Lord Rothermere with Kevin Beatty, group md of Associated Newspapers, and John Bird, md of Harmsworth Quays Printing.
The Daily Mail this week started printing on new presses, making it the first UK national to install the next generation of printing hardware.
It marks the end of a £135 million five-year scheme in which the Daily Mail & General Trust has renewed its presses at Harmsworth Quays, East London, and in Stoke, Derby and Bristol.
The company claims that the Mail titles will now have more colour pages than any of their rivals. The move will provide a cash boost because advertisers pay a premium for advertising in colour rather than black and white.
Lord Rothermere said: “We can give readers and advertisers more colour, more pages and better printed newspapers than anyone else in the UK.”
The new presses can produce 128page Daily Mails with 64 pages of colour and 168-page Mail on Sunday s with 128 colour pages.

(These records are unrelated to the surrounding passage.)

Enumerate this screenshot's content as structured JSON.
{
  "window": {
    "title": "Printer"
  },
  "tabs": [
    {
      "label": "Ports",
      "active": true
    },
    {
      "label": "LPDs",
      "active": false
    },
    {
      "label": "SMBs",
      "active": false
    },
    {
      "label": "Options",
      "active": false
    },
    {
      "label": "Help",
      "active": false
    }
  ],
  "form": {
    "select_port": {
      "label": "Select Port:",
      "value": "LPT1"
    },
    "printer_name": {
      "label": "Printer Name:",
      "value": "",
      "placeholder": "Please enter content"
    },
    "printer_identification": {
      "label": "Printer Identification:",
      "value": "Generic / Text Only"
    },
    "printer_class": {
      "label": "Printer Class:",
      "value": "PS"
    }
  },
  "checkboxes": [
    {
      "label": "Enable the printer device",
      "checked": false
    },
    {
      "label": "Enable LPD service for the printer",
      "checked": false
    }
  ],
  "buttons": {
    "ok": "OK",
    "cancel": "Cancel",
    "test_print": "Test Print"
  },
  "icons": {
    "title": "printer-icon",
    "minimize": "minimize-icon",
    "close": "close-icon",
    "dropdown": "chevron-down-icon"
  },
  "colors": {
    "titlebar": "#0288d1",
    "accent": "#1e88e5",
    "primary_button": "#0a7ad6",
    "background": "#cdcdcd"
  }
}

The DMGT deal is the latest in a series of a major re-pressing announcements from national newspapers – but the Mail titles are the first to get their presses rolling.
Printing presses have a lifespan of about 20 years and most of Fleet Street’s are understood to be nearing their sell-by date.
The Guardian and Observer have already started work on a £50 million project to replace their presses with equipment to print the titles in a new mid-size format in 2006.
Last week Trinity Mirror revealed a £45million deal at its Oldham printworks which is part of a re-pressing programme for its national titles.
In October, News International unveiled a five-year plan to build new printworks outside London for all its national titles: The Sun, News of the World, The Times and Sunday Times .
The move will enable the company to print 120-page tabloids in full colour.
The Daily Mail’s middle-market rival the Express is currently printed on aging presses at West Ferry in East London and has not revealed any plans to renew them.
Daily Telegraph editor Martin Newland has previously expressed frustration on the printing limitations placed on his titles, which are also produced at West Ferry, but the Telegraph has yet to reveal any repressing plans.
By Dominic Ponsford